> WHAT THIS TASK INVOLVES: A picture-free, exact reproduction of the listing that follows is required.
^^^^^^^^^^^^^^^^
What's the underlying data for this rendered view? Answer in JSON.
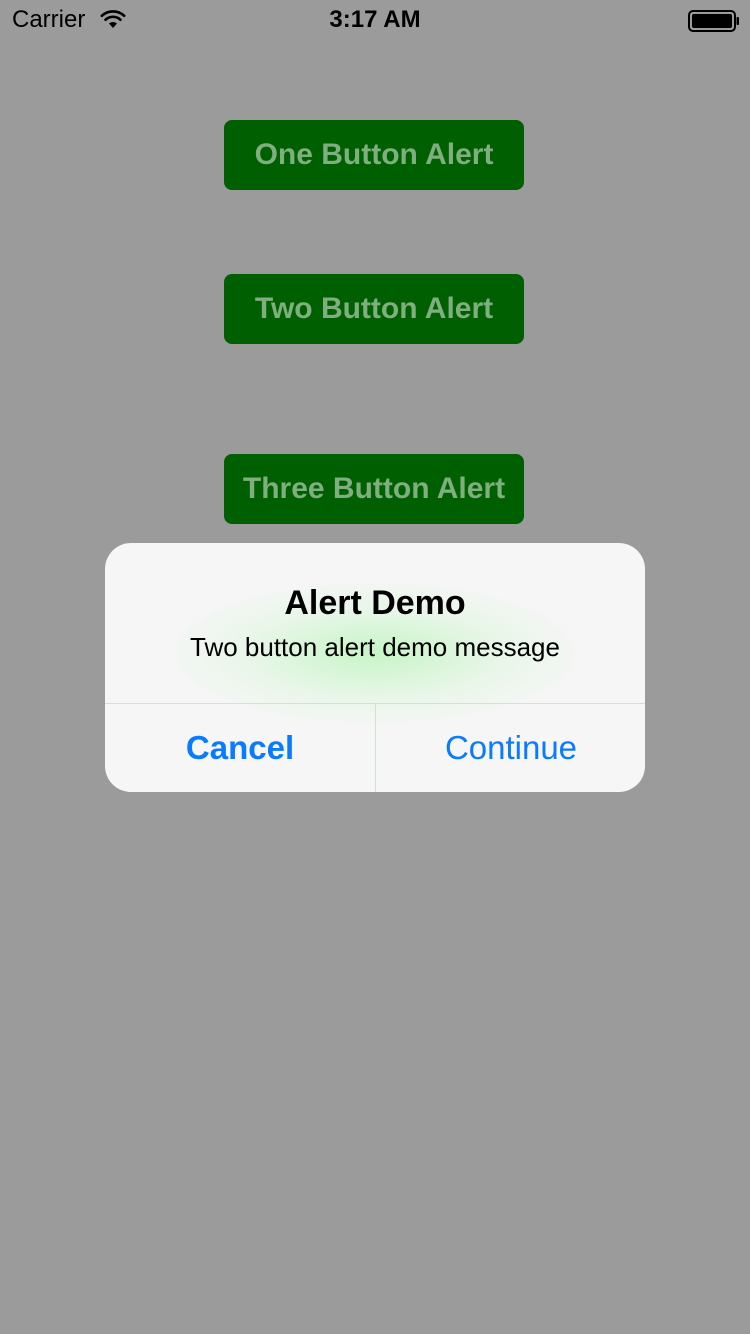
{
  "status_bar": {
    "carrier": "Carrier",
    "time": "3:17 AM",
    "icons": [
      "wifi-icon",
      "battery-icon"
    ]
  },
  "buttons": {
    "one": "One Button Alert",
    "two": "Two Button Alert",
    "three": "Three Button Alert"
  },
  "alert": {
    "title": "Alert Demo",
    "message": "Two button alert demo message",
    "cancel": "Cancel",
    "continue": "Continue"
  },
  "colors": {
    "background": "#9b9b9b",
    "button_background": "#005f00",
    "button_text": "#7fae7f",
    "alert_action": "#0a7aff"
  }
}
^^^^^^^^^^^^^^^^
> TASK OUTPUT:
What's the underlying data for this rendered view? Answer in JSON.
{
  "status_bar": {
    "carrier": "Carrier",
    "time": "3:17 AM",
    "icons": [
      "wifi-icon",
      "battery-icon"
    ]
  },
  "buttons": {
    "one": "One Button Alert",
    "two": "Two Button Alert",
    "three": "Three Button Alert"
  },
  "alert": {
    "title": "Alert Demo",
    "message": "Two button alert demo message",
    "cancel": "Cancel",
    "continue": "Continue"
  },
  "colors": {
    "background": "#9b9b9b",
    "button_background": "#005f00",
    "button_text": "#7fae7f",
    "alert_action": "#0a7aff"
  }
}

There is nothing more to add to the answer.